The Wall Street Journal has a fine editorial and Bloomberg has a fine news article highlighting the irony that even as the Justice Department is suing Standard and Poor's for doing a bad job of rating mortgage-backed securities in the run-up to the financial crisis, the Securities and Exchange Commission is essentially giving S&P its stamp of approval, and mandating its use, as a "Nationally Recognized Statistical Ratings Organization."
The Journal editorial asks, "as a modest first step before suing a company for $5 billion, shouldn't the government at least stop mandating its products."

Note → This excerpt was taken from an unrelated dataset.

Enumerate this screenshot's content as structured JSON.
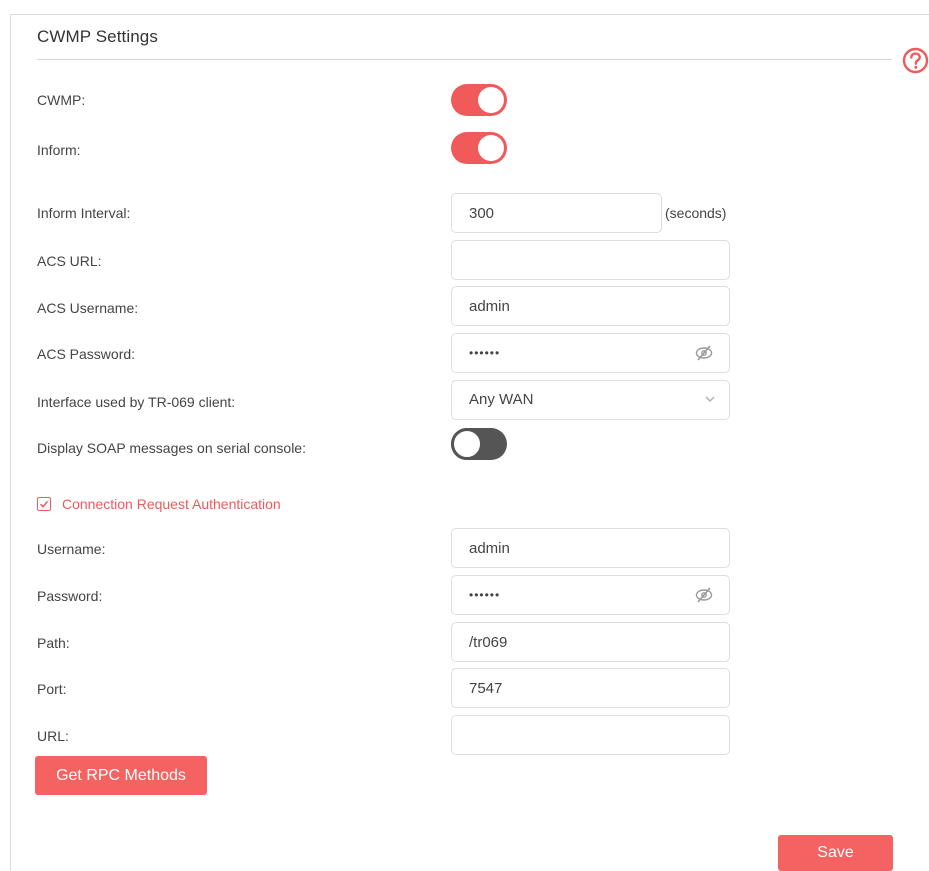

The Bloomberg article outlines the barriers that the SEC imposes on companies that might want to compete with S&P, Moody's, and Fitch:
Ann Rutledge, a structured finance specialist, has watched her application to become an NRSRO languish at the SEC for 20 months. ...
Rapid Ratings International Inc., a New York-based firm that uses quantitative models to grade securities, hasn't applied for the NRSRO designation, which would allow investors to buy securities rated by the company to meet regulatory requirements, because its costs would increase by 40 percent to hire compliance staff, James Gellert, chief executive officer, said in a Jan. 7 telephone interview. ...
Meredith Whitney Advisory Group LLC, headed by the former Citigroup Inc. analyst, made a presentation to the SEC in November 2010 seeking NRSRO status and has yet to be approved, according to the SEC website. A woman who answered the phone in the company's New York office Feb. 4 declined to comment on its application.
Also from the Bloomberg article:
Moody's and S&P are able to raise prices because the two are a "natural duopoly," Warren Buffett, the billionaire chairman of Omaha, Nebraska-based Berkshire Hathaway Inc., told the inquiry commission in 2010. Berkshire is Moody's largest shareholder, with a 12.8 percent stake.